The Wild Atlantic Way is fantastic, but because it hugs coast it takes a long time to get anywhere. Having spent two days now following it quite rigidly, we decided to skip a bit and head for Connemara where we’d pick it up again.

Strapping what gear was still wet to the outside of our bikes and luggage, we set out into more surprisingly glorious sunshine.

Ireland’s chock full of really interesting neolithic bits and bobs, and we’d ridden past loads of it. So we stopped at Poulnabrone Dolmen, a portal tomb, which also featured what Roni continues to maintain was the best half-mile stretch of road of the entire trip, and I’m not sure he’s yet forgiven my turning off it to go and look at a pile of rocks.

That rock formation’s was built before the pyramids at Giza were even planned. It predates basically all unifications, even China‘s. Then it collapsed in 1985 and was rebuilt.

Anyway, we zipped through Galway and into Connemara. Even after all the beautiful countryside we’d spend the past few days in, this was astonishingly pretty.

So much so, in fact, that I didn’t take an awful lot of photos of it.

We ended the day in Cong, and spent the next day heading for Dublin. Ireland’s interior is pretty dull compared to the coast, unfortunately, and quite frequently does a rather good impression of the Netherlands:

Impressively, I still spotted the rarest of road users, the Lost Roni:

And, later, the SV finally had something of a problem when the indicators kept not-working. That we’d stopped for me to get some engine oil to feed the Tiger’s cravings, and we then had to push start it to leave, is something I shall gloss over.

We didn’t really have much time in Dublin, but there was a CBR250 at the ferry:

Back when I started planning this trip I realised that one lovely thing about Ireland is that to get to it you have to go through Wales, and it’s very hard to have a boring time travelling through Wales. Since our last (and, at this point, next) hostel was at Much Wenlock, in England, we were going to have a pretty good go at it.

Coming out of Holyhead on the Roman-straight A5 you can see the fun that is to come on the horizon:

Before all that fun and games, though, I have been near the station with the longest name on the UK rail network many times before, but I’ve never actually got around to going into the town.

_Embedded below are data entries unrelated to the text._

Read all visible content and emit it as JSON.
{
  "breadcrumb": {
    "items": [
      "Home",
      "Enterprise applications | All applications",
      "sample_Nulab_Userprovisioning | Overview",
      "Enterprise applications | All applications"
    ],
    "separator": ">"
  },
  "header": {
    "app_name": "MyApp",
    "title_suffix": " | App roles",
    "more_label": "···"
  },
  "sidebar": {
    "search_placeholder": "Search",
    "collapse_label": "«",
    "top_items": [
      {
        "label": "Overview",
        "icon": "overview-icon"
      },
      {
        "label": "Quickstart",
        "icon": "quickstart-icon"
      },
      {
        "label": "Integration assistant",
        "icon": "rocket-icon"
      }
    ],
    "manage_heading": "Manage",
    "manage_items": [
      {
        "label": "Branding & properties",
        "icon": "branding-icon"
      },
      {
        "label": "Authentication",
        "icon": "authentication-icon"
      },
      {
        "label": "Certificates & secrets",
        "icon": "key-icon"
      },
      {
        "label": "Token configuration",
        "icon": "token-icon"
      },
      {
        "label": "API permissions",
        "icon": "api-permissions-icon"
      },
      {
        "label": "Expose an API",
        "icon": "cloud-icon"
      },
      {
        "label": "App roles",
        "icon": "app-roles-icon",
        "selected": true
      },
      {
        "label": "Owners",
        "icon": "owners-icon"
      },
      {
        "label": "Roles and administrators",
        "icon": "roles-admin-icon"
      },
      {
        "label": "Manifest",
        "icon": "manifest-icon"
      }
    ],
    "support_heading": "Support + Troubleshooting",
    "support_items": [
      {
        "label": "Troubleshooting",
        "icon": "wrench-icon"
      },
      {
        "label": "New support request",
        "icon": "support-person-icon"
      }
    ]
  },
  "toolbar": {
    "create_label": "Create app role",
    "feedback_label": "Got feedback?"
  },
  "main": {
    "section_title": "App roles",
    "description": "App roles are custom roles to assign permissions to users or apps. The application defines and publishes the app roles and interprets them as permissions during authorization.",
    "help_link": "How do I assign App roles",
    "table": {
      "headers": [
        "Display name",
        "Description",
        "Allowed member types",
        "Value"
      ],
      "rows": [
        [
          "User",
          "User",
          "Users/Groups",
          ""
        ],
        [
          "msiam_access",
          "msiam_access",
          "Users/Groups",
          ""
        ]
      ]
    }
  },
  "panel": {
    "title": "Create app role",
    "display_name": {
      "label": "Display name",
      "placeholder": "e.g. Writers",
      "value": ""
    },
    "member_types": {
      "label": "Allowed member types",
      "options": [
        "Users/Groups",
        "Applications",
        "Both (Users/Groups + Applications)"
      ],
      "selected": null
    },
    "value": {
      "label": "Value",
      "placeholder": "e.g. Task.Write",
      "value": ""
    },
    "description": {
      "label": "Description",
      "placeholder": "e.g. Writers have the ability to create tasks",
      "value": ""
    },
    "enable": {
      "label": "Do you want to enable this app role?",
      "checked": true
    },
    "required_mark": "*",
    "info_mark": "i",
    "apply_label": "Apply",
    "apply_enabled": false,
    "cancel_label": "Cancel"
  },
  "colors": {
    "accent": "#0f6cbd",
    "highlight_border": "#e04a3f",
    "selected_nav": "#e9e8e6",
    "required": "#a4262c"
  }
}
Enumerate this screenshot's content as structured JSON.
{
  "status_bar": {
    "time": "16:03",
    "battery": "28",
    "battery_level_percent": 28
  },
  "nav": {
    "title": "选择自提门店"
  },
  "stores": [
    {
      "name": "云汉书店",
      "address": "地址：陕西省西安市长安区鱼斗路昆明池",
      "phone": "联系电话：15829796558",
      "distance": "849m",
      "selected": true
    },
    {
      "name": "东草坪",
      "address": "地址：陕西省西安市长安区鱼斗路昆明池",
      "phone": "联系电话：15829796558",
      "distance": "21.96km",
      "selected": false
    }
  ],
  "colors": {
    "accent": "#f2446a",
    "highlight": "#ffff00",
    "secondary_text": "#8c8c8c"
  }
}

In keeping with the general trend of British geographical landmarks, it’s a bit of an anti climax:

Here we realised that we were due to get to the hostel about half an hour before it closed, and we’d yet to have any dinner, pick anything up for it or even get any petrol. Time for an uncomfortably quick crossing of Snowdonia!

… and then my camera’s battery died.

Some handy notes:

  • The Ring of Kerry and the Wild Atlantic Way are both well signposted and gorgeous. You could spend several days on them without needing to do any other planning. Away from them it’s still tricky to go far wrong.
  • WiFi is everywhere – I downloaded a map update in a petrol station.
  • Petrol stations could be more abundant in the countryside, but they’re not *that* scarce. They do often close early-evening, though.
  • Ride-outs leave on time (or early!)
  • An Oige isn’t a coherent unit like the YHA, but more a program which hostels may join. You will find all the hostels on booking.com or similar, and that might be easier than going through An Oige. If you book through An Oige’s site, what you actually do is pay a deposit and cause someone in their office to ring the hostel and book for you.
  • There’s little motorcycle parking in Dublin and what there is is quite expensive (NCP style). Considerate parking on the pavement is apparently completely tolerated, and it’s what the locals do.
  • If the (Rosslare) ferry’s not particularly busy they don’t turn the kitchen on so you can’t eat on it.
  • Speed cameras are craftily hidden. They’re also not DVLA compatible so this is not of real consequence.
  • Lots of the roads are poorly (or not-very-recently) surfaced. Apparently punctures are common, but we didn’t have any.

And there’s yet more photos here.